It wasn't that Cindy wanted to make her mother mad. But she was a curious child and fidgety and, as a long list of nannies could attest to, quite the handful. Her mother caught up to her at the top of the stairs where Cindy had stopped to talk to the umbrella seller. He was a nice man. He was smiling and he said that he liked her rain boots and she said that they were her favorite rain boots ever. She didn't need an umbrella because she already had her pink kitty umbrella, but she always liked to talk to nice people even though her mother always said not to talk to strangers.

Her mother grabbed her wrist and yanked her away down towards the street corner. Cindy didn't have a chance to open her umbrella and the now pouring rain started to soak her hair that she had taken extra special care on this morning because today was her day to do show and tell. Cindy didn't even have a chance to wave goodbye to the umbrella seller. But he gave her a sad smile and a wink. And that made her feel less bad.

Her mother was dragging her forcefully through the puddles now but she didn’t enjoy them because her wrist hurt and she wasn't getting to bounce around and make the big splashes because her mother was too busy trying to get her too keep up even though her mother was taking really big strides and Cindy couldn't take strides as big. When they got to the corner the light was red. Her mother loosened her grip and Cindy took her time to look around at all the other people waiting. Just when Cindy saw a really good puddle that was all shining in the faint grey light that would be perfect for her yellow with blue polka dots rain boots because her socks and her feet wouldn't get wet in the least bit, her mother grabbed for her wrist again and marched into the street. But her mother’s hand slipped on her wet wrist and only grabbed her fingers and couldn’t hold onto them as Cindy took a flying leap into the big shiny puddle. Splash!

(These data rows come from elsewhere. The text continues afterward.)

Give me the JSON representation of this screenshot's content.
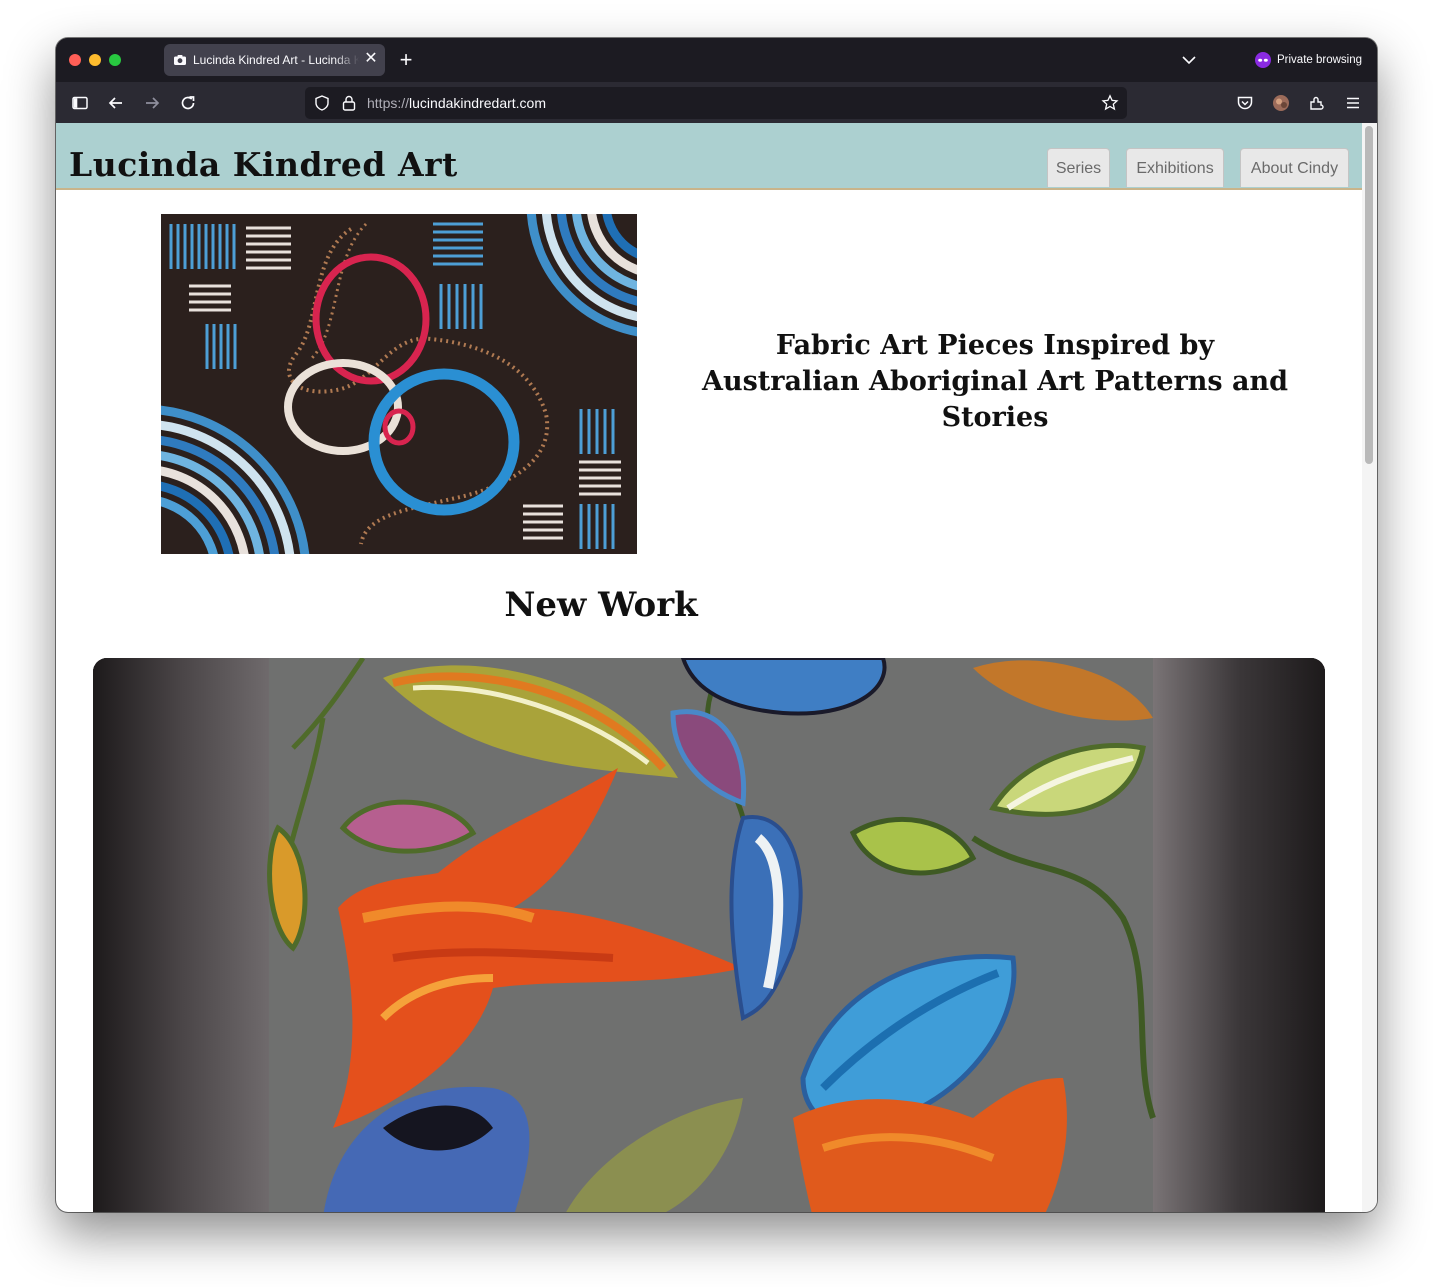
{
  "browser": {
    "tab_title": "Lucinda Kindred Art - Lucinda Kindred Art",
    "tab_close": "✕",
    "new_tab": "+",
    "private_label": "Private browsing",
    "url_scheme": "https://",
    "url_host": "lucindakindredart.com"
  },
  "site": {
    "title": "Lucinda Kindred Art",
    "nav": [
      "Series",
      "Exhibitions",
      "About Cindy"
    ],
    "hero_heading": "Fabric Art Pieces Inspired by Australian Aboriginal Art Patterns and Stories",
    "new_work_heading": "New Work"
  },
  "icons": [
    "sidebar-icon",
    "back-icon",
    "forward-icon",
    "reload-icon",
    "shield-icon",
    "lock-icon",
    "bookmark-star-icon",
    "pocket-icon",
    "account-avatar-icon",
    "extensions-icon",
    "menu-icon",
    "tab-list-chevron-icon",
    "private-mask-icon"
  ],
  "colors": {
    "header_bg": "#acd0d0",
    "chrome_dark": "#1c1b22",
    "navbar": "#2b2a33"
  }
}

She could hear voices but she couldn't understand any of them. There were so many flashing lights all over the place. Her hair was wet and she was wrapped in a smelly green blanket and she didn't know where her pink kitty umbrella was. There was a fireman standing next to her that kept asking where her father was and telling her that everything would be fine and there was an ambulance man with a flashlight holding up his fingers as if he was counting. She looked down at her feet. She had her rain boots on.

Monday, October 27, 2008

against the "but I'm not a Luddite"(s) part 1

Yes, some are worried about the future: book sales are down, fewer people are reading, and what they are reading is less and less literature or work of “high quality.”
Yes. And?
The issue here is one of perspective. Change is coming and the winds of change carry along the vast specter of fear. And they are afraid.
But that is not the big picture. I will not claim divine prophecy here. I cannot know the truth of what is to come. But just think of what the next generation will be expected to know: they will blog and twitter (self-awareness and collective therapy even in its most banal and superficial), they will all be amateur photogs (and fill the internets with their snapshots (not all of them will be bad forever, its not like we have forgotten aesthetics, they are only becoming more valuable)), they will be expected to know how to make (and star in) video clips, how to make, mix, & mash music files, how to photoshop, paint the electronic environs that they surround themselves with, and the list goes on.
Our children will be readers, writers, filmmakers, photographers, musicians, producers, painters, and multimedia artists of all stripes. And that is just the entry level. Competency is what will be expected of everyone. Just think of the possibilities for the exceptional, the true artists and entrepreneurs among them. Yes, the mass of the public will be reading less, but that does not mean they will be idle. And the best of us still are open to the limitless possibilities that have always been there. A multimedia world calls for a multimedia artist. If print cannot keep up, so be it. There will always be art to satisfy the crying out of the soul. Times are changing. But nothing ever really changes.